Last night in London kilts and headdresses collided as two very distinct worlds united. It’s hard to imagine there has ever been a more amusingly incongruous marriage than Scotland and Brazil.
Certainly the marketing minds behind Ballantine’s Brasil have been having fun with the idea. The launch's accompanying cocktail creations include the Highland Samba and the Glen Coco.
Lest we forget, there are fewer than 100 days until Pele has to choose his tie and World Cup Brazil kicks its first ball. The engines of Brand Brazil are already roaring and the carnival will motor right through to the Rio Olympics in 2016. Alcoholic drinks brands are too savvy to say it (Fifa is not unfamiliar with litigation) but Brazil is a big marketing opportunity, official sponsor or not. For the record, Budweiser is the only booze brand to sign up as a partner.
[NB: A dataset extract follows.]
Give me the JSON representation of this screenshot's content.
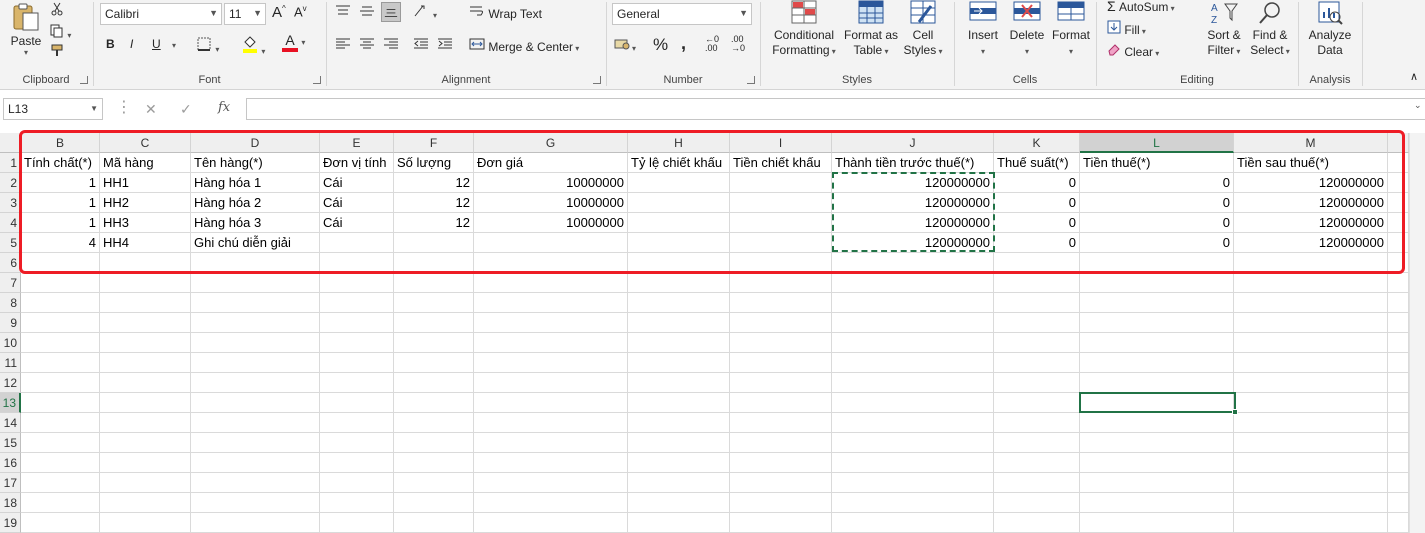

The good people of Ballantine’s have read the legal brief and have made no mention of this summer’s football, nor Rio 2016. According to Chivas Brothers’ Peter Moore, a Brazilian themed Ballantine’s has been in the planning for at least 18 months. Ballantine’s has been selling in Brazil for 100 years and is the brand’s top South American destination. What’s more Brazilians are partial to mixing Scotch with lime – hence the lime-Scotch combination in Ballantine’s Brasil.
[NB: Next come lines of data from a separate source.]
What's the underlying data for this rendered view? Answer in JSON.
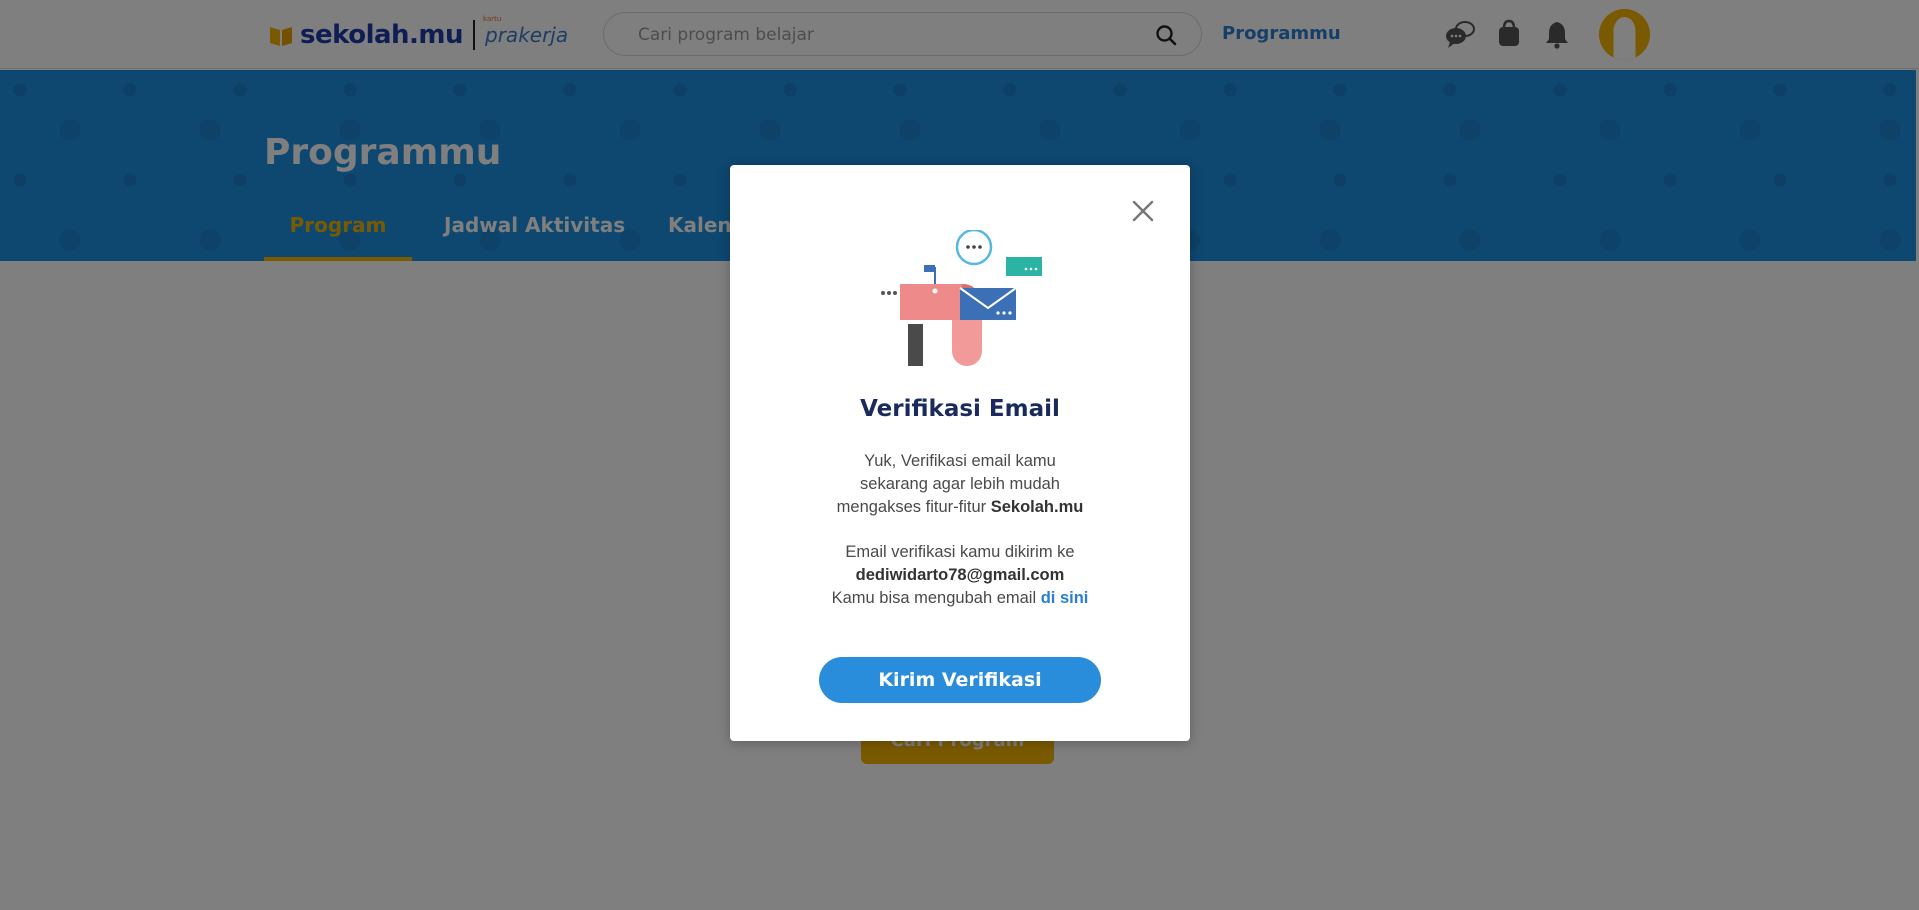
{
  "header": {
    "logo_text": "sekolah.mu",
    "partner_small": "kartu",
    "partner_text": "prakerja",
    "search_placeholder": "Cari program belajar",
    "nav_link": "Programmu",
    "icons": [
      "chat-icon",
      "bag-icon",
      "bell-icon"
    ]
  },
  "banner": {
    "title": "Programmu",
    "tabs": [
      {
        "label": "Program",
        "active": true
      },
      {
        "label": "Jadwal Aktivitas",
        "active": false
      },
      {
        "label": "Kalender",
        "active": false
      }
    ]
  },
  "main": {
    "cari_button": "Cari Program"
  },
  "modal": {
    "title": "Verifikasi Email",
    "line1": "Yuk, Verifikasi email kamu",
    "line2": "sekarang agar lebih mudah",
    "line3_prefix": "mengakses fitur-fitur ",
    "line3_bold": "Sekolah.mu",
    "line4": "Email verifikasi kamu dikirim ke",
    "email": "dediwidarto78@gmail.com",
    "line6_prefix": "Kamu bisa mengubah email ",
    "change_link": "di sini",
    "button": "Kirim Verifikasi"
  },
  "colors": {
    "brand_blue": "#1d3aa8",
    "banner_blue": "#1d8fe0",
    "accent_yellow": "#f4b400",
    "link_blue": "#2a7ed1",
    "button_blue": "#2a8ddb"
  }
}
“It’s fortuitous that the World Cup is happening but Ballantine’s Brasil is not about football,” Moore told DI. So, we are to believe that this line extension is just the timely execution of a preordained plan. But will Ballantine’s Brasil depart in an equally timely fashion – 2017 perhaps? “Our plan is that this product will have a long life,” replies Moore with a straight bat.
Of course Ballantine’s is not alone. Also on the roster is Pernod’s very own Absolut Brazil, I Heart Brasil Sparkling Moscato, Funkin Brazilian cocktail mix and DI’s personal favourite Golden Shoe from Schwartze & Schlichte (pictured). There are more out there and no doubt more to come.
With Ballantine’s net sales at -4% for H1 2013/2014, a topical line extension seems like a good way to boost sales in the short term. But is such an image-lurch damaging to what is one of Scotch’s traditional brands? Not so according to Ballantine's. “It’s how you do it and how it fits with the brand – it had to feel right," says Moore. "Most people [spirit companies] will be looking at flavours.”
We have already seen Dewar’s Honey – not to mention the rumoured J&B Honey - so the good ship Flavoured Scotch (or spirit drink, to be precise) has well and truly sailed. So why not set the compass for Brazil and really make a killing?
In the flesh Ballantine’s Brasil isn’t the extravert concoction you might think. The lime is more a wink of an eye to Brazil than a citrus-kick in the face. Sugar too has been rationed – this is no saccharine-seduction. The spirit drink is designed to be mixed though and the signature cocktails, which will be promoted in global markets (mainly Europe), should work well with a younger audience – even if the purists may prefer a Caipirinha.
With Pernod’s Chivas Regal and Royal Salute offering blended glitz, there’s room down market for a more playful scotch brand and it appears that brand is to be Ballantine’s. And perhaps it’s simplistic to say Ballantine’s Brasil is all about opportunism. Brazil is a positive, vibrant place that brands want to be associated with – sporting tournaments or not. If it was all about the World Cup then we could expect to see Ballantine’s Russia in 2018 or even Ballantine’s Qatar for 2022, both of which seem a trifle unlikely.